(Entries taken from a collection)
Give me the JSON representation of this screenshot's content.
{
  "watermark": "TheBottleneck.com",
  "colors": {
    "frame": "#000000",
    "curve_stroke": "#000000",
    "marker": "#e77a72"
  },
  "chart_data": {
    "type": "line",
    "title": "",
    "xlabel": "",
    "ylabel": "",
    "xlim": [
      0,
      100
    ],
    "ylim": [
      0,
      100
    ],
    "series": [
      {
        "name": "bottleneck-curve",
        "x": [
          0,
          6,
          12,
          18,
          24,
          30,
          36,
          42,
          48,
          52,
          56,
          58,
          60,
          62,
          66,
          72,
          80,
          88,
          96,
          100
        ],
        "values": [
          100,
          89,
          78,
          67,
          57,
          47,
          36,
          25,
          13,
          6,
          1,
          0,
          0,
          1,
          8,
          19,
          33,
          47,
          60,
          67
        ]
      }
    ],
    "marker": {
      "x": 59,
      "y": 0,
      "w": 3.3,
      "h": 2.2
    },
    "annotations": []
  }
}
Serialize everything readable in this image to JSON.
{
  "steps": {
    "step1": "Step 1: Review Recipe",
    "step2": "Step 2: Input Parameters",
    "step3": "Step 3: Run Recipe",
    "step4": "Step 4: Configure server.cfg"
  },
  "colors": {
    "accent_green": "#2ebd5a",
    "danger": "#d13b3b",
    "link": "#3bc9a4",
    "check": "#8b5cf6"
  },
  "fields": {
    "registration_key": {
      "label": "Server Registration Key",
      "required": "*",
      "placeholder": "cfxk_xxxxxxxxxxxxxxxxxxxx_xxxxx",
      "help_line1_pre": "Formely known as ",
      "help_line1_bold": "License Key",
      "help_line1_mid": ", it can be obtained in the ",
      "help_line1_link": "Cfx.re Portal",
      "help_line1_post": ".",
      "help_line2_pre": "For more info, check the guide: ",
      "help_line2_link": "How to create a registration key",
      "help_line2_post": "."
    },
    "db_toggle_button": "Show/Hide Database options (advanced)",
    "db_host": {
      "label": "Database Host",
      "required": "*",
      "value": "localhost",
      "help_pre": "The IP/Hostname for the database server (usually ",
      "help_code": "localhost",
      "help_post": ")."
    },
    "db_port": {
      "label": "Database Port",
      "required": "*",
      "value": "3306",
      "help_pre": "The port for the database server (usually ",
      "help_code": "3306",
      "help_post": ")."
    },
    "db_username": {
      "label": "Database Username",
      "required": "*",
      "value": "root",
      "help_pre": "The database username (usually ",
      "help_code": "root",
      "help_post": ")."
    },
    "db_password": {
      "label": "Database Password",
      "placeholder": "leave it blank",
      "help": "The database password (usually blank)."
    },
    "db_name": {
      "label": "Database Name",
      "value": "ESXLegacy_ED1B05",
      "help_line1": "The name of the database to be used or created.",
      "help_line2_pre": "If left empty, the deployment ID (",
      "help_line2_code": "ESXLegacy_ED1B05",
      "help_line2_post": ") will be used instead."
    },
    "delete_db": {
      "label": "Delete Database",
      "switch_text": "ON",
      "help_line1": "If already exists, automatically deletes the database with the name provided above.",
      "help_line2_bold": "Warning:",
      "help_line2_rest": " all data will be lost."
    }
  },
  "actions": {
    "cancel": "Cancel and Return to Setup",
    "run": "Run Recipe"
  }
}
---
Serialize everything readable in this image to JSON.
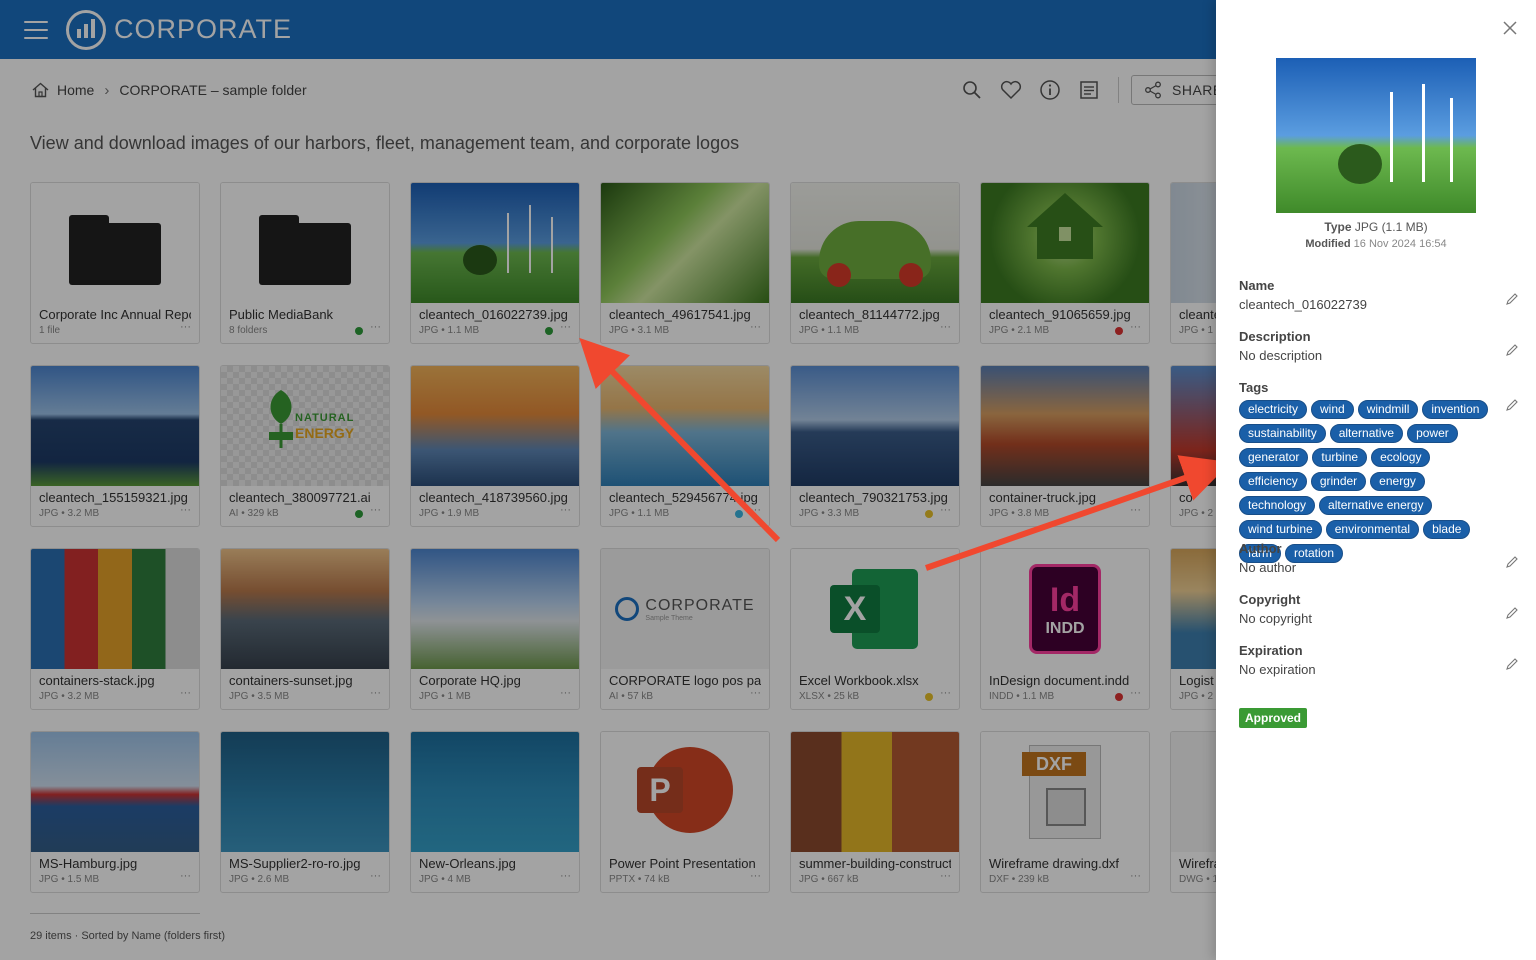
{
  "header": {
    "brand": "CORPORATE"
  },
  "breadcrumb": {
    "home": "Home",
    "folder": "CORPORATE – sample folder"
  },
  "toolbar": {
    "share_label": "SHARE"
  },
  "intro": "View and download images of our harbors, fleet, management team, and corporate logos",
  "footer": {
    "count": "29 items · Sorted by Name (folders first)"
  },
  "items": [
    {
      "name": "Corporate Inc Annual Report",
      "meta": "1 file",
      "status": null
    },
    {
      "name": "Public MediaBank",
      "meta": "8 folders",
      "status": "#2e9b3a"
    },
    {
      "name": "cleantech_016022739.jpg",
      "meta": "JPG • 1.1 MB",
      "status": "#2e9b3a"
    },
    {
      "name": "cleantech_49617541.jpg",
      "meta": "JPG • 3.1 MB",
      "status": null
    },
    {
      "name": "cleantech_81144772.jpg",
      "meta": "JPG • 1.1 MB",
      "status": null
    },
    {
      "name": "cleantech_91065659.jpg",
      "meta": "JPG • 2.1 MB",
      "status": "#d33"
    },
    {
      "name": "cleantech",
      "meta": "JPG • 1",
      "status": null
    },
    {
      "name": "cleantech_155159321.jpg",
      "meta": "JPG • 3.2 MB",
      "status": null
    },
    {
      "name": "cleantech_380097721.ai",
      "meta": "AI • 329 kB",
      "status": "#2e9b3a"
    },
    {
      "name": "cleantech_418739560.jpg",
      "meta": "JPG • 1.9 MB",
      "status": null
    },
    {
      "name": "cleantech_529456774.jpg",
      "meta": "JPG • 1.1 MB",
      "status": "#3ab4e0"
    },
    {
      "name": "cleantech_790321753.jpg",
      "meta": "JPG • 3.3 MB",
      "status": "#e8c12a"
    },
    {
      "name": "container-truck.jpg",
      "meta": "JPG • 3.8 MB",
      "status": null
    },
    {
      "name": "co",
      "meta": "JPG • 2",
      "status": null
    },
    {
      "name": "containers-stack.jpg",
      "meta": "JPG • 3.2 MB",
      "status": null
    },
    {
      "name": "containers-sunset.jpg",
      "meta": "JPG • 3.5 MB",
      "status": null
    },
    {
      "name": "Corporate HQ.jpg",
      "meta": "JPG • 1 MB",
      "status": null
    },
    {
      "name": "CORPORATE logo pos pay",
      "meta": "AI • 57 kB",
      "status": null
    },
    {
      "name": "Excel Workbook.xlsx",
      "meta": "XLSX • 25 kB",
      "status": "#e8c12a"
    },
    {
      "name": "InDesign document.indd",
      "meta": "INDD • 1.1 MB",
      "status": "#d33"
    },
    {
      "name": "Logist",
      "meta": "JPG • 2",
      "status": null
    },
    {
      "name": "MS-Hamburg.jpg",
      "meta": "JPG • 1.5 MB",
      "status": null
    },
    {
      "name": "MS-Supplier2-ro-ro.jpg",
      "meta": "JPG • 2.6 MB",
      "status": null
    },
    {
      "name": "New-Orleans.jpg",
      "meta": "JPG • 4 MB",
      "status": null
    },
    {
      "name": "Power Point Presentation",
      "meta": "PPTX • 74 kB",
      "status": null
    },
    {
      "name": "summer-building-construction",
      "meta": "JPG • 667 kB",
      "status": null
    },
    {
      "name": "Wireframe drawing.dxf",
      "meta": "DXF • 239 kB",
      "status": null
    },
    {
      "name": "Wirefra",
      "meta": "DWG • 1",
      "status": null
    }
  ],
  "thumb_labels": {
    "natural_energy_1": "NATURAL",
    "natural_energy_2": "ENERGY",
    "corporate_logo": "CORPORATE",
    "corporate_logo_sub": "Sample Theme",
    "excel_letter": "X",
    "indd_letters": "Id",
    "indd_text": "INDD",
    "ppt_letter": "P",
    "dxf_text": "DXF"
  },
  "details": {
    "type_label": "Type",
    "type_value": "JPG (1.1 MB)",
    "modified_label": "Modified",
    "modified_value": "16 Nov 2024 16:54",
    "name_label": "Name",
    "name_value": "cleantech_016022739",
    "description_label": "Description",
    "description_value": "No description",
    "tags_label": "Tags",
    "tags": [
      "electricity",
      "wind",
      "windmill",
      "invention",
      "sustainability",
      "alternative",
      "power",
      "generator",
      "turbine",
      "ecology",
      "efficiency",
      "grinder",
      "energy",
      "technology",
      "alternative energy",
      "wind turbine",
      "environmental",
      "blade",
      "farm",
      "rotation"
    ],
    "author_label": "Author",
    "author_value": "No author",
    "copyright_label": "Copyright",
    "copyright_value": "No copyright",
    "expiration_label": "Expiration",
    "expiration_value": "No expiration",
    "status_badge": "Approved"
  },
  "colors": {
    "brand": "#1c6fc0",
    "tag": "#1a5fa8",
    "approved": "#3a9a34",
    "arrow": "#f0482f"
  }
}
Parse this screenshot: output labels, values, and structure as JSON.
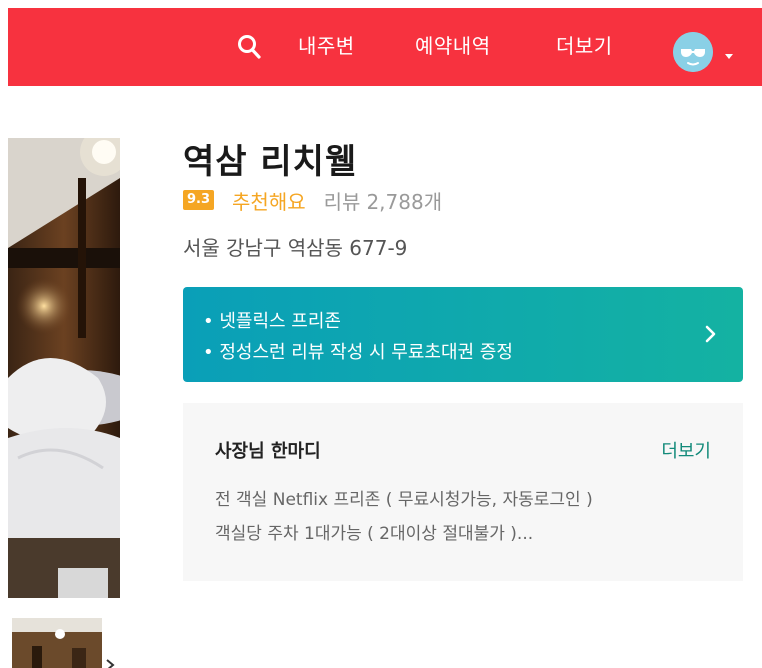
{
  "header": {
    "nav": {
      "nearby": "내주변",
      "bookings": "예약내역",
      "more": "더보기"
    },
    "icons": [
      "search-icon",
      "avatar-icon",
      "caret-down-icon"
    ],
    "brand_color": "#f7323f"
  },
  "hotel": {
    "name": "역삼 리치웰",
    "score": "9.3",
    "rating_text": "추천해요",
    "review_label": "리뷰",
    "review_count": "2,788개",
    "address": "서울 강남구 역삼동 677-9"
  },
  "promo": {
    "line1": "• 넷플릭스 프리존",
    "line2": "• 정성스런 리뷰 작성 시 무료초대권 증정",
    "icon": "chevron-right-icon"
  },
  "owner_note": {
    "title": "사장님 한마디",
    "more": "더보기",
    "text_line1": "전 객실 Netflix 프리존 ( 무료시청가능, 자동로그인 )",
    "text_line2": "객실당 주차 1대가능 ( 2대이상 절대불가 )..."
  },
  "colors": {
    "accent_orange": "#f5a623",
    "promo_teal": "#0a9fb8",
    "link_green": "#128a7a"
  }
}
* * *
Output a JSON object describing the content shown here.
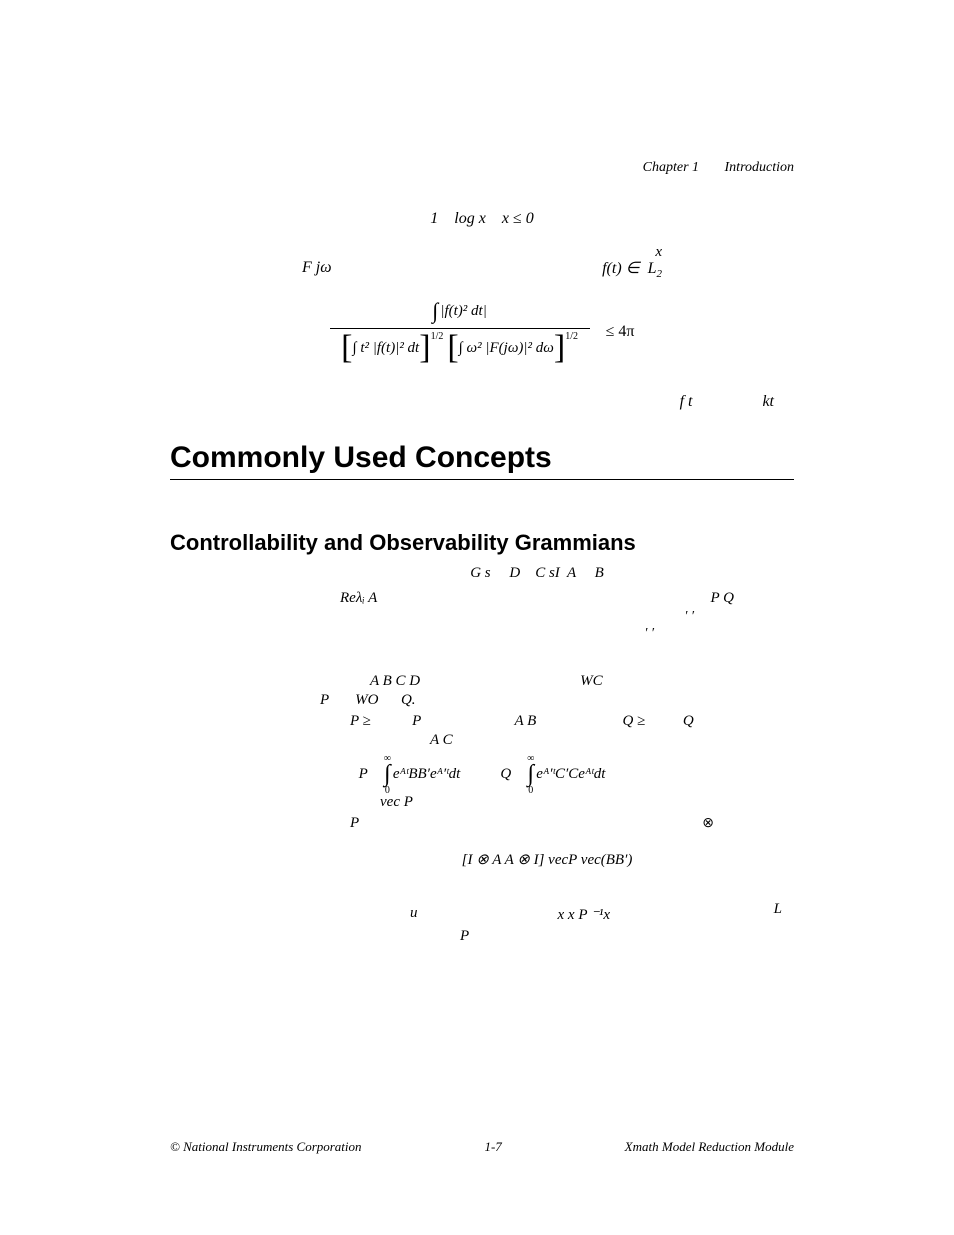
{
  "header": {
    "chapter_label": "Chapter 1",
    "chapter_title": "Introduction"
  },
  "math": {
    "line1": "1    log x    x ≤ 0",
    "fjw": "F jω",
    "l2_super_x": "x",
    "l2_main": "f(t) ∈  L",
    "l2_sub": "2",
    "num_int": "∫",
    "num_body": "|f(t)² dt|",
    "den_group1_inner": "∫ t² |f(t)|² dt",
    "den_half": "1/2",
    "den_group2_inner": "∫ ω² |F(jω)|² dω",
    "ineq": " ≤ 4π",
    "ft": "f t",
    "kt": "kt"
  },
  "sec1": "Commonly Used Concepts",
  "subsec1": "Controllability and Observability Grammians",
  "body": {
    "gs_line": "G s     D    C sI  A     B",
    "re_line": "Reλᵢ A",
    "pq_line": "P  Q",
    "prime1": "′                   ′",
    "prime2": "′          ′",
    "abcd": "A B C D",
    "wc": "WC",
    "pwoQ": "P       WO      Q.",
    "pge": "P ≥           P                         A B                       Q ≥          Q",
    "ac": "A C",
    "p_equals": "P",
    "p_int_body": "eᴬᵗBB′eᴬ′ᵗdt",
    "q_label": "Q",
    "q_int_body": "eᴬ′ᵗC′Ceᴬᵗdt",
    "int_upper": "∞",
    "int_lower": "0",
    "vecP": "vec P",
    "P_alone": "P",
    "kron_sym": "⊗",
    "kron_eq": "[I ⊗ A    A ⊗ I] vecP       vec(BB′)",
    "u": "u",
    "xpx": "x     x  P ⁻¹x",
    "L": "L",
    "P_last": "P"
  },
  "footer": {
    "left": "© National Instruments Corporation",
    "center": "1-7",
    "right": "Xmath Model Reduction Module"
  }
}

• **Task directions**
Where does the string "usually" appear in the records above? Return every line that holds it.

• **Task answer**
      "help_pre": "The IP/Hostname for the database server (usually ",
      "help_pre": "The port for the database server (usually ",
      "help_pre": "The database username (usually ",
      "help": "The database password (usually blank)."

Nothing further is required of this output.